There are a lot of things that come with owning a penis, and unfortunately the prospect of the occasional itchy penis is one of them. Although having to scratch every now and then is not a big deal, it can become annoying, distracting and downright embarrassing when that itching becomes chronic - such as is typically the case when the cause of that itch is the dreaded pubic lice. Paying enhanced attention to penis health can help diminish the chance of acquiring pubic lice. But even so, accidents can happen, and a man should be prepared to know how to deal with these unwelcome visitors.

So what are pubic lice?

Most adults can recall "lice scares" at their schools, incidences in which a child brought head lice to school, which spread from one student to the next. Pubic lice are related to head lice, but fortunately are not as easily spread.

More commonly referred to as crabs (due to their crab-like appearance), pubic lice are tiny - usually less than one-tenth of an inch. They are parasites that typically live in the groin, although occasionally they can be found in other hairy parts of the body, such as the armpits or the chest. These tiny insects are harmless in the sense that they don’t spread disease, but once they get in the skin and start feeding, they produce a hard-to-resist urge to scratch.

Most of the time, pubic lice are passed on through skin-on-skin contact while having sex; more rarely, they can be caught from the bedsheets or towels of an infected person. Since the lice tend to congregate in the pubic hair rather than on the penis shaft, wearing a condom is not usually effective in preventing pubic lice from spreading.


Since the lice tend to make their home in pubic hair, it has often been assumed that shaving the penis area is a good way to rid the body of these pests. The theory is that often the act of shaving itself will get rid of the lice, and the absence of a warm, hairy place to hide will make it easy to spot and dispose of any lingering invaders.

But that’s not really a correct assumption. While it’s true that the razor can dispose of some of these crabs, it catches only a small percentage of them. Many more are left on the skin, and because they are so small, it is difficult to find them with the naked eye.

So does that mean a guy shouldn’t shave? Not at all. While shaving the crotch may not cure an itchy penis caused by pubic lice, it does make the area more inhospitable to them and also makes it easier for a doctor to spot them with a magnifying lens. In addition, the absence of a thick thatch of hair makes it easier to apply products that can be helpful in getting rid of the pests.

After shaving

Once the area has been shaved, it is more receptive to medications that can kill the pubic lice. Although there are over-the-counter medications that work well, it’s wise to check with a doctor first to determine the most effective course of action to take.

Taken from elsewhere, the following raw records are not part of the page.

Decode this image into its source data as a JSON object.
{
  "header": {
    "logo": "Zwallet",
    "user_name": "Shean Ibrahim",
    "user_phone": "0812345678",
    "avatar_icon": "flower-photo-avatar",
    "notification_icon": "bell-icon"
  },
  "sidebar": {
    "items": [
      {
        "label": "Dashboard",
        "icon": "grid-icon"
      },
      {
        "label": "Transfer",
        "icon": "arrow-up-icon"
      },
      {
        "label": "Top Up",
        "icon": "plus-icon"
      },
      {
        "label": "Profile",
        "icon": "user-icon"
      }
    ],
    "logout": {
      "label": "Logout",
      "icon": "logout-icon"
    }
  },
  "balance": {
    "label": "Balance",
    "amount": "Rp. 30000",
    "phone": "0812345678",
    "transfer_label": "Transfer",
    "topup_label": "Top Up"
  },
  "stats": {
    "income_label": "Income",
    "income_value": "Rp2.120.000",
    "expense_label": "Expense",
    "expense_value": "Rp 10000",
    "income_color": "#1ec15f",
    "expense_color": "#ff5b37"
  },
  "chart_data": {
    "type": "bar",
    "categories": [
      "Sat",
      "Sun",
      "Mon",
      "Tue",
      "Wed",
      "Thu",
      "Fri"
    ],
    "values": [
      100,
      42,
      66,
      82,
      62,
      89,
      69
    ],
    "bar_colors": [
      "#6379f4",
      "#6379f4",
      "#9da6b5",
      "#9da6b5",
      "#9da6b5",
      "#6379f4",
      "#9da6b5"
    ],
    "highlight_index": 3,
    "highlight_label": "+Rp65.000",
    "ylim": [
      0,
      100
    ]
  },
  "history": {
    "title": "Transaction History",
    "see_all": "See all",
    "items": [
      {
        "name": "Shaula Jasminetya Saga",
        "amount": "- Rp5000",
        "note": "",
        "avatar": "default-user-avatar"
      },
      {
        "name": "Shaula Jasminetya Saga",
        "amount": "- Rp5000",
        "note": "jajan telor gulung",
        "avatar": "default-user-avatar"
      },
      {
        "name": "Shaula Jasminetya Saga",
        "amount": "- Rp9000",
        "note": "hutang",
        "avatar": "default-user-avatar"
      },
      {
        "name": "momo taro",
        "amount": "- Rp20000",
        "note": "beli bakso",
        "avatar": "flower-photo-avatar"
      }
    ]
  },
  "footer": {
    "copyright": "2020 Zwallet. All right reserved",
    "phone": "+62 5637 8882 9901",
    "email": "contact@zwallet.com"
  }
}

Pubic lice are more an annoyance than anything else, but an itchy penis can cause a man embarrassment and be bad for his self-esteem. The urge to scratch can be decreased via regular use of a superior penis health crème (health professionals recommend Man1 Man Oil, which is clinically proven mild and safe for skin). Penis skin that is well-hydrated is less likely to require itching, so using a crème with a combination of excellent moisturizers (such as Shea butter and vitamin E) is strongly encouraged. In addition, be sure the crème is equipped to keep the penis skin is overall good health; a crème with alpha lipoic acid, a powerful antioxidant that fights free radicals and resultant oxidative stress, can be especially beneficial.